§ TASK TO COMPLETE
Look for the word "accrual" in the material below. Copy each line that has it.

§ SUPPLIED MATERIAL
· · · · ·

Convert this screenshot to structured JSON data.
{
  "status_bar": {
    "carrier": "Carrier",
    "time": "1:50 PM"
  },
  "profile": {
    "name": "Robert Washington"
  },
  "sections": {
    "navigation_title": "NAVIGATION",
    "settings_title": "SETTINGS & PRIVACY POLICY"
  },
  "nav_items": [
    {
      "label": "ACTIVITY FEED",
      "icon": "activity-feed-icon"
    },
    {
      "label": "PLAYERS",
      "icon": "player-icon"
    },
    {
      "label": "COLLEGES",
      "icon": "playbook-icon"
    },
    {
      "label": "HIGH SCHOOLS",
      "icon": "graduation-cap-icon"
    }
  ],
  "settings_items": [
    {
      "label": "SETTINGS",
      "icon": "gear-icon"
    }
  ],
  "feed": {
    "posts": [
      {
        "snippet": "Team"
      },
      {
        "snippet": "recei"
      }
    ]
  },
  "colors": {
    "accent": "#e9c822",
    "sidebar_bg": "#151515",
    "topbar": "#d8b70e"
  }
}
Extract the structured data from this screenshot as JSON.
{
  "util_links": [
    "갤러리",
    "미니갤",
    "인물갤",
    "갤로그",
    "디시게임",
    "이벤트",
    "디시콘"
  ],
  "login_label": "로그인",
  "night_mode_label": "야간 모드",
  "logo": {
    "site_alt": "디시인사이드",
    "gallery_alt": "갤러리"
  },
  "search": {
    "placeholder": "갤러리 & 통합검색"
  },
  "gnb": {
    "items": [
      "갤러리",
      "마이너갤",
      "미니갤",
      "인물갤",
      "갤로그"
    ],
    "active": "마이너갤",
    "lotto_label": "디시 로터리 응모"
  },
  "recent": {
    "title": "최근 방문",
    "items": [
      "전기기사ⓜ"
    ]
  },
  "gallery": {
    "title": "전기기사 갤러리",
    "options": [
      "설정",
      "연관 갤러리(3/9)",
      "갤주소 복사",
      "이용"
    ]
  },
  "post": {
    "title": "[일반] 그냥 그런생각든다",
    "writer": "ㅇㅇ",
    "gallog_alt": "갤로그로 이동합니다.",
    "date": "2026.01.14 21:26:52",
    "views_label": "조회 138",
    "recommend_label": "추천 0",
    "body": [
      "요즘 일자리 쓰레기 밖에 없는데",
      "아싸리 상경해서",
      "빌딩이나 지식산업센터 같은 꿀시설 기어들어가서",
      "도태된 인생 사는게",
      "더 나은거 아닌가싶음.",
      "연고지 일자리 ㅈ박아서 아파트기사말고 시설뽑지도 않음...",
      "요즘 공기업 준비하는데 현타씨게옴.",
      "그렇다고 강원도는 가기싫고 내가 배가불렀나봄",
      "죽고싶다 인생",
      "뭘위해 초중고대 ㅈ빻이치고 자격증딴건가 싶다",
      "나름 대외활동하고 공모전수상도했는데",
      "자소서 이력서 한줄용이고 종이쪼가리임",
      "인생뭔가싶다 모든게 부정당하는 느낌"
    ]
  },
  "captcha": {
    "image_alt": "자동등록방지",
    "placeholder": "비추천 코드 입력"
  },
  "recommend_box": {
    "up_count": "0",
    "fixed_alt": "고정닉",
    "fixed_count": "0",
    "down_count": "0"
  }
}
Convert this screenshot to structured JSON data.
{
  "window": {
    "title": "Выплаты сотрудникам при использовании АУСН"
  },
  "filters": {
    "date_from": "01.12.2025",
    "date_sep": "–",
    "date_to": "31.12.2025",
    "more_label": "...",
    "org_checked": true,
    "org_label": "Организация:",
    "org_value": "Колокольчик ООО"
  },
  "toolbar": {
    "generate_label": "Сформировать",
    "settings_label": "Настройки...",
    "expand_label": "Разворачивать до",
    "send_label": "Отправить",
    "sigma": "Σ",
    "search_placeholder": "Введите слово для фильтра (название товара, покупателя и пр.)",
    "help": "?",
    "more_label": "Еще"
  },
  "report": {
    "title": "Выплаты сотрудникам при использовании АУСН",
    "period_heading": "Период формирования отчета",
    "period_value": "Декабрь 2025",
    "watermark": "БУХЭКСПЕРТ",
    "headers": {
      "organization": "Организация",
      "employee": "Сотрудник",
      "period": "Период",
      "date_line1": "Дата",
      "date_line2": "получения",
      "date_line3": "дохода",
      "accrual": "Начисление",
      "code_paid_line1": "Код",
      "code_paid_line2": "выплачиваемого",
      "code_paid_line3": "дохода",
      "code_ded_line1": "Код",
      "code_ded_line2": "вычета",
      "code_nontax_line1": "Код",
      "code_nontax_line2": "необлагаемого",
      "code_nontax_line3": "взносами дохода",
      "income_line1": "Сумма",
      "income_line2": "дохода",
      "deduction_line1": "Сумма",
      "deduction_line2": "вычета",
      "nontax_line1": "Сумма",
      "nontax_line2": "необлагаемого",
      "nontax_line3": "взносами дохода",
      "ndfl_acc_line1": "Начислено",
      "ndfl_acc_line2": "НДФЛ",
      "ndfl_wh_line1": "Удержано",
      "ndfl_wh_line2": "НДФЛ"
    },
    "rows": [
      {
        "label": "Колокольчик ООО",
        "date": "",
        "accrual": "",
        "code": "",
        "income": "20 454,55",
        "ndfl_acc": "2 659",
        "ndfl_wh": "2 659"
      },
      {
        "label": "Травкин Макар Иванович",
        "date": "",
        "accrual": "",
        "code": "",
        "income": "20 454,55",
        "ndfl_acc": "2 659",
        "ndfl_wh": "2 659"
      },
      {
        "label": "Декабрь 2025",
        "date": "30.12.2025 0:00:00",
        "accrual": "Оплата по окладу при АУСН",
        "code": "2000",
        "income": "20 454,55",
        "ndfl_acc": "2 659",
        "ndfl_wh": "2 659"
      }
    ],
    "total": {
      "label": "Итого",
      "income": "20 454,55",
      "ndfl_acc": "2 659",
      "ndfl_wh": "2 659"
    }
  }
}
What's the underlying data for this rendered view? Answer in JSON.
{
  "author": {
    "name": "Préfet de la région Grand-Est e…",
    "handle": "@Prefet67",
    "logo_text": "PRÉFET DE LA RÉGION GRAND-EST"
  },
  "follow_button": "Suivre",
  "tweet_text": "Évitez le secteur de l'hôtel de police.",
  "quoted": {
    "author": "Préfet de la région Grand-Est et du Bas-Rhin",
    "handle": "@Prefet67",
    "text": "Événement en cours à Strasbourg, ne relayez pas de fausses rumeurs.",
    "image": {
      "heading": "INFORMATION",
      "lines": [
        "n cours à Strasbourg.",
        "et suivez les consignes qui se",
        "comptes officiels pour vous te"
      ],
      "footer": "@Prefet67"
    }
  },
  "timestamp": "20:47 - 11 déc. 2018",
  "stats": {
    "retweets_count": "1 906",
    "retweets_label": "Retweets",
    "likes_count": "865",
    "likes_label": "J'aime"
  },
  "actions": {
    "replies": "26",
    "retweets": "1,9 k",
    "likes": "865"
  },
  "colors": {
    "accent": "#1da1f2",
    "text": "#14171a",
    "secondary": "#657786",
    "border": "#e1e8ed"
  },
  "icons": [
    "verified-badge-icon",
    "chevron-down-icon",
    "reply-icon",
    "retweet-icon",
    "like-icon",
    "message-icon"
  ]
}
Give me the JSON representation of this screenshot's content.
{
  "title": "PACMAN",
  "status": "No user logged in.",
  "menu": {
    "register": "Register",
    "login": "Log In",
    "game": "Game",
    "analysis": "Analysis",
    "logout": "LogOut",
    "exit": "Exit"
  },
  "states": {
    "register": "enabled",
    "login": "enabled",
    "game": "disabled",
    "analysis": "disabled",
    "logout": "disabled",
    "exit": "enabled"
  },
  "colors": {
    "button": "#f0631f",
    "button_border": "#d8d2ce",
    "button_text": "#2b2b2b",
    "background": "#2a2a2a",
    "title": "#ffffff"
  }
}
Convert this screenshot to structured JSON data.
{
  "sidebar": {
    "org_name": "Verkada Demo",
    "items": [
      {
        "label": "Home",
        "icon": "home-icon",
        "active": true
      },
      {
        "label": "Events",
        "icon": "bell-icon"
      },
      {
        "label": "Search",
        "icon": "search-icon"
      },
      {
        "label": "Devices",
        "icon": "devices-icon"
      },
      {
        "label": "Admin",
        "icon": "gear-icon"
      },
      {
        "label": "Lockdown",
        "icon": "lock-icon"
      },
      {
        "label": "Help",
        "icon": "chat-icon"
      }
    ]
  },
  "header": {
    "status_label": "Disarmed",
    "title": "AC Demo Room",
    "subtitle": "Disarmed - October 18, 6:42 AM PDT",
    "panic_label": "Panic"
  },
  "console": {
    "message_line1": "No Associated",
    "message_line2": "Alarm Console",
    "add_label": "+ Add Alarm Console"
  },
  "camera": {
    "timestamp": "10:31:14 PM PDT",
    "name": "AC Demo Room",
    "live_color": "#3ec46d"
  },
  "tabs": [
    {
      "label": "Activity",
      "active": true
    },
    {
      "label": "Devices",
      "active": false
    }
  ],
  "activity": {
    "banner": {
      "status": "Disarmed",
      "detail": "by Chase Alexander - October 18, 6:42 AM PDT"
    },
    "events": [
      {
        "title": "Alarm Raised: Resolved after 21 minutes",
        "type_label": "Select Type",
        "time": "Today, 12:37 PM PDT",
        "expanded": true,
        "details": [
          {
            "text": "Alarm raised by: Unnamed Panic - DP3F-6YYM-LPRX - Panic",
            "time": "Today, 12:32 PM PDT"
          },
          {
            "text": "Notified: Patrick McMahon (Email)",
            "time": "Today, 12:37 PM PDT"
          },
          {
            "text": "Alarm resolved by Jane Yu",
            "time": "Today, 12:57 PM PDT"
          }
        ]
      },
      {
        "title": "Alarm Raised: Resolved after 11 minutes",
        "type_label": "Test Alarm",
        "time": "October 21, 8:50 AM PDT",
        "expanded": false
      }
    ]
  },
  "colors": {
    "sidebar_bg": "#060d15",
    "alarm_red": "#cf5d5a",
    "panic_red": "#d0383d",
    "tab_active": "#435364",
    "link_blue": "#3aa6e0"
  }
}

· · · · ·

§ TASK ANSWER
      "accrual": "Начисление",
        "accrual": "",
        "accrual": "",
        "accrual": "Оплата по окладу при АУСН",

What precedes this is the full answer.